* **AIM OF THE TASK**: Keyword search on "zoom": report each line of the records that contains it.

[Dataset records]
[Start of section]
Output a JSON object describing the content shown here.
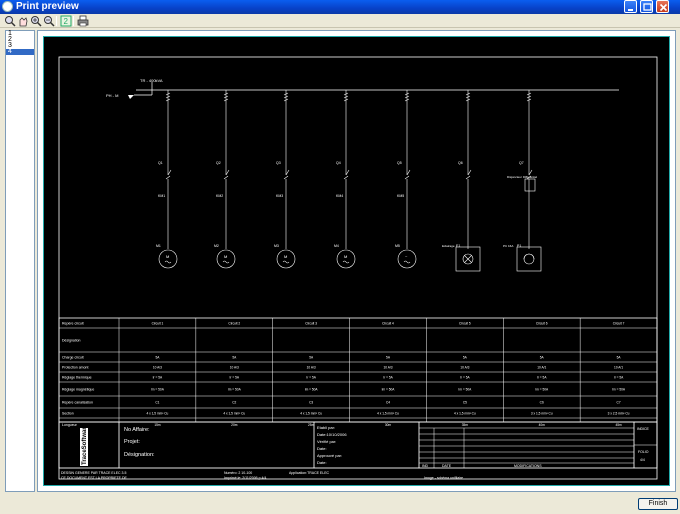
{
  "window": {
    "title": "Print preview"
  },
  "toolbar": {
    "buttons": [
      "zoom-fit-icon",
      "pan-icon",
      "zoom-in-icon",
      "zoom-out-icon",
      "page-setup-icon",
      "print-icon"
    ]
  },
  "pages": {
    "items": [
      "1",
      "2",
      "3",
      "4"
    ],
    "selected": "4"
  },
  "schematic": {
    "supply": {
      "label": "TR - 400kVA",
      "bus_label": "PH - M"
    },
    "circuits": [
      {
        "id": "M1",
        "breaker": "Q1",
        "contactor": "KM1",
        "kind": "motor",
        "load_glyph": "M"
      },
      {
        "id": "M2",
        "breaker": "Q2",
        "contactor": "KM2",
        "kind": "motor",
        "load_glyph": "M"
      },
      {
        "id": "M3",
        "breaker": "Q3",
        "contactor": "KM3",
        "kind": "motor",
        "load_glyph": "M"
      },
      {
        "id": "M4",
        "breaker": "Q4",
        "contactor": "KM4",
        "kind": "motor",
        "load_glyph": "M"
      },
      {
        "id": "M5",
        "breaker": "Q5",
        "contactor": "KM5",
        "kind": "motor",
        "load_glyph": "~"
      },
      {
        "id": "E1",
        "breaker": "Q6",
        "contactor": "",
        "kind": "lighting",
        "load_label": "Eclairage"
      },
      {
        "id": "P1",
        "breaker": "Q7",
        "contactor": "",
        "kind": "socket",
        "load_label": "PC 16A",
        "extra": "Disjoncteur Differentiel"
      }
    ]
  },
  "table": {
    "row_labels": [
      "Repère circuit",
      "Désignation",
      "Charge circuit",
      "Protection amont",
      "Réglage thermique",
      "Réglage magnétique",
      "Repère canalisation",
      "Section",
      "Longueur"
    ],
    "columns": [
      [
        "Circuit 1",
        "",
        "5A",
        "10 A/3",
        "Ir = 5A",
        "Im = 50A",
        "C1",
        "4 x 1,5 mm² Cu",
        "15m"
      ],
      [
        "Circuit 2",
        "",
        "5A",
        "10 A/3",
        "Ir = 5A",
        "Im = 50A",
        "C2",
        "4 x 1,5 mm² Cu",
        "20m"
      ],
      [
        "Circuit 3",
        "",
        "5A",
        "10 A/3",
        "Ir = 5A",
        "Im = 50A",
        "C3",
        "4 x 1,5 mm² Cu",
        "25m"
      ],
      [
        "Circuit 4",
        "",
        "5A",
        "10 A/3",
        "Ir = 5A",
        "Im = 50A",
        "C4",
        "4 x 1,5 mm² Cu",
        "30m"
      ],
      [
        "Circuit 5",
        "",
        "5A",
        "10 A/3",
        "Ir = 5A",
        "Im = 50A",
        "C5",
        "4 x 1,5 mm² Cu",
        "35m"
      ],
      [
        "Circuit 6",
        "",
        "5A",
        "10 A/1",
        "Ir = 5A",
        "Im = 50A",
        "C6",
        "3 x 1,5 mm² Cu",
        "40m"
      ],
      [
        "Circuit 7",
        "",
        "5A",
        "10 A/1",
        "Ir = 5A",
        "Im = 50A",
        "C7",
        "3 x 2,5 mm² Cu",
        "45m"
      ]
    ]
  },
  "title_block": {
    "brand": "TraceSoftware",
    "affaire_label": "No Affaire:",
    "projet_label": "Projet:",
    "designation_label": "Désignation:",
    "etabli_label": "Etabli par:",
    "date_label": "Date:10/10/2006",
    "verifie_label": "Vérifié par:",
    "date2_label": "Date:",
    "approuve_label": "Approuvé par:",
    "date3_label": "Date:",
    "ind_label": "IND",
    "date_col_label": "DATE",
    "modif_label": "MODIFICATIONS",
    "indice_label": "INDICE",
    "folio_label": "FOLIO",
    "folio_value": "4/4",
    "footer_line1": "DESSIN GENERE PAR TRACE ELEC 3.5",
    "footer_line2": "CE DOCUMENT EST LA PROPRIETE DE",
    "footer_mid1": "Numéro: 2 10-100",
    "footer_mid2": "Imprimé le: 2/11/2006 p 4/4",
    "footer_right1": "Application:TRACE ELEC",
    "footer_right2": "Image - schéma unifilaire"
  },
  "footer": {
    "finish_label": "Finish"
  },
  "colors": {
    "titlebar": "#0841c8",
    "sheet_bg": "#000000",
    "sheet_ink": "#ffffff",
    "selection": "#316ac5"
  }
}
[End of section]
* **OUTPUT FOR THIS TASK**:
      "zoom-fit-icon",
      "zoom-in-icon",
      "zoom-out-icon",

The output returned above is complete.